Don Thibeau, chair of Open Identity Exchange UK, has emphasised that the government identity assurance mechanism fits in a wider ecosystem
GOV.UK Verify could play a significant role in identity assurance for the private sector, according the chair of the Open Identity Exchange (OIX).
Don Thibeau (pictured) said the membership of the Government Digital Service (GDS) on the board of the recently formed UK chapter of OIX indicates that Verify is within a wider ecosystem of public and private sector initiatives.
This reflects the decision of OIX UK to include the government identity assurance mechanism, which was formally launched last month, among its key areas of focus for this year. It is looking at enabling the use of identities created for Verify in the private sector.
Speaking to UKAuthority at the Identity Management 2016 conference, organised by Whitehall Media, Thibeau emphasised the scope for interactions between Verify, which has been developed initially for use in online government services, and identity assurance in the private sector.
“It’s a recognition by Cabinet Office of two things,” he said. “One, that government interests are best protected when it uses systems that have open standards.
“Two, to me the most important, it’s a dawning realisation by the private sector that it’s one part of an ecosystem. The old way of thinking was that governments would manage and regulate markets. The new world reality that governments are one actor in the ecosystem.”
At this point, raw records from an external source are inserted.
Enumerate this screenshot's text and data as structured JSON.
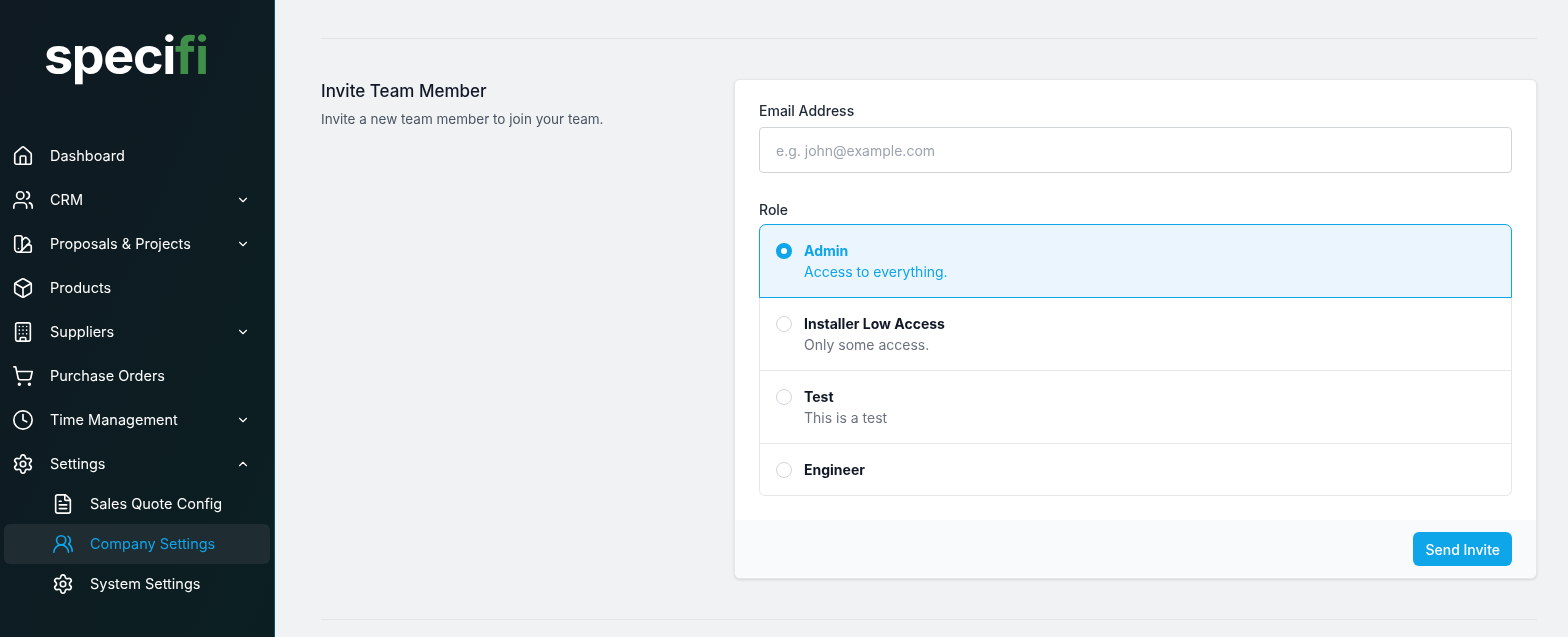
{
  "logo": {
    "main": "speci",
    "accent": "fi"
  },
  "sidebar": {
    "items": [
      {
        "label": "Dashboard",
        "kind": "home",
        "selected": false
      },
      {
        "label": "CRM",
        "kind": "users",
        "selected": false,
        "expanded": false
      },
      {
        "label": "Proposals & Projects",
        "kind": "swatch",
        "selected": false,
        "expanded": false
      },
      {
        "label": "Products",
        "kind": "box",
        "selected": false
      },
      {
        "label": "Suppliers",
        "kind": "building",
        "selected": false,
        "expanded": false
      },
      {
        "label": "Purchase Orders",
        "kind": "cart",
        "selected": false
      },
      {
        "label": "Time Management",
        "kind": "clock",
        "selected": false,
        "expanded": false
      },
      {
        "label": "Settings",
        "kind": "gear",
        "selected": false,
        "expanded": true,
        "children": [
          {
            "label": "Sales Quote Config",
            "kind": "file",
            "selected": false
          },
          {
            "label": "Company Settings",
            "kind": "people",
            "selected": true
          },
          {
            "label": "System Settings",
            "kind": "gear",
            "selected": false
          }
        ]
      }
    ]
  },
  "section": {
    "title": "Invite Team Member",
    "description": "Invite a new team member to join your team."
  },
  "form": {
    "email": {
      "label": "Email Address",
      "placeholder": "e.g. john@example.com"
    },
    "role": {
      "label": "Role",
      "options": [
        {
          "name": "Admin",
          "description": "Access to everything.",
          "selected": true
        },
        {
          "name": "Installer Low Access",
          "description": "Only some access.",
          "selected": false
        },
        {
          "name": "Test",
          "description": "This is a test",
          "selected": false
        },
        {
          "name": "Engineer",
          "selected": false
        }
      ]
    },
    "submit": "Send Invite"
  }
}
He added: “Most governments think of high speed broadband and access as part of national infrastructure. Now we’re beginning to think of verified identities as a piece of national infrastructure.
“If we have a public-private partnership that says all UK citizens have been verified to this level of assurance it enables innovation on this platform.”
He described OIX UK as reflecting the nature of its US based, international parent organisation, as being technology agnostic with government sitting together with commercial companies to establish the “rules of the road for identity management”.
GDS now has a place on the board along with major companies in the field including Experian, Verizon, Microsoft and Barclays. Thibeau said it is working on bringing representatives from smaller companies onto the board to ensure the SME sector has a voice.
Re-use and acceleration
The organisation’s other areas for focus this year include: enabling the re-use of commercial identities and attributes across UK market sectors; accelerating the expansion of data validation services, standards and methods for identity proofing; and registering certifications, schemes and trust frameworks that are interoperable in global markets.
Thibeau emphasised the final point in his presentation to the conference, saying that the rules and models for UK markets have to be compatible with those for Europe and the global ecosystem.
He also said the parent OIX is experimenting with a registry of the different trust frameworks around the world.
“The proposition is simple, that anyone, anywhere, anytime can look at these frameworks and make a judgement,” he said. “This is the driver of trust and transactions that we think might be accelerated and adopted on a global basis.”